- _Try it_
Print all of the data below exactly as it appears, leaving out every image.

══════

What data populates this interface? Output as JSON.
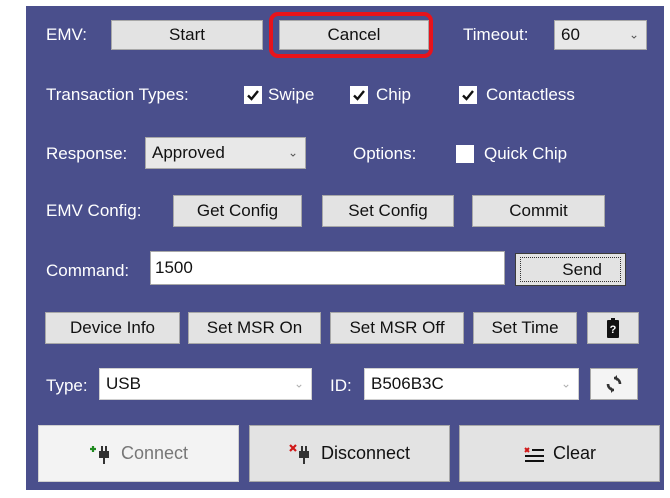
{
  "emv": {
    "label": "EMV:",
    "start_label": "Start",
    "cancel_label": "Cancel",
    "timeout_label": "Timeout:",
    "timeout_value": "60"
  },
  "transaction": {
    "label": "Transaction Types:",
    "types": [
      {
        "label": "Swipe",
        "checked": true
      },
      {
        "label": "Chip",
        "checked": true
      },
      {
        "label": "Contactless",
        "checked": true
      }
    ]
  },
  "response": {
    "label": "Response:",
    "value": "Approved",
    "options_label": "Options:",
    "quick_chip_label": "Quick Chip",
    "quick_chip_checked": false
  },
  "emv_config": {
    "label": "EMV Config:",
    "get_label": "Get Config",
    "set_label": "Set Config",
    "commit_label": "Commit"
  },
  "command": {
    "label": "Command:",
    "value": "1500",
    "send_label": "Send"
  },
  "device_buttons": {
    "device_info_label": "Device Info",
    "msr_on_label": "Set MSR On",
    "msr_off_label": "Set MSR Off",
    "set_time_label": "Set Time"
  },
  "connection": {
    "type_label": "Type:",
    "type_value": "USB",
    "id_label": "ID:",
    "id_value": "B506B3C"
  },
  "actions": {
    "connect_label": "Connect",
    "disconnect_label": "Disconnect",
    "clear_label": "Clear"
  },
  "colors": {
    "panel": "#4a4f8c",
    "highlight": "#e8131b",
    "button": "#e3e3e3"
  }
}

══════

- _Written response_
What data populates this interface? Output as JSON.
{
  "emv": {
    "label": "EMV:",
    "start_label": "Start",
    "cancel_label": "Cancel",
    "timeout_label": "Timeout:",
    "timeout_value": "60"
  },
  "transaction": {
    "label": "Transaction Types:",
    "types": [
      {
        "label": "Swipe",
        "checked": true
      },
      {
        "label": "Chip",
        "checked": true
      },
      {
        "label": "Contactless",
        "checked": true
      }
    ]
  },
  "response": {
    "label": "Response:",
    "value": "Approved",
    "options_label": "Options:",
    "quick_chip_label": "Quick Chip",
    "quick_chip_checked": false
  },
  "emv_config": {
    "label": "EMV Config:",
    "get_label": "Get Config",
    "set_label": "Set Config",
    "commit_label": "Commit"
  },
  "command": {
    "label": "Command:",
    "value": "1500",
    "send_label": "Send"
  },
  "device_buttons": {
    "device_info_label": "Device Info",
    "msr_on_label": "Set MSR On",
    "msr_off_label": "Set MSR Off",
    "set_time_label": "Set Time"
  },
  "connection": {
    "type_label": "Type:",
    "type_value": "USB",
    "id_label": "ID:",
    "id_value": "B506B3C"
  },
  "actions": {
    "connect_label": "Connect",
    "disconnect_label": "Disconnect",
    "clear_label": "Clear"
  },
  "colors": {
    "panel": "#4a4f8c",
    "highlight": "#e8131b",
    "button": "#e3e3e3"
  }
}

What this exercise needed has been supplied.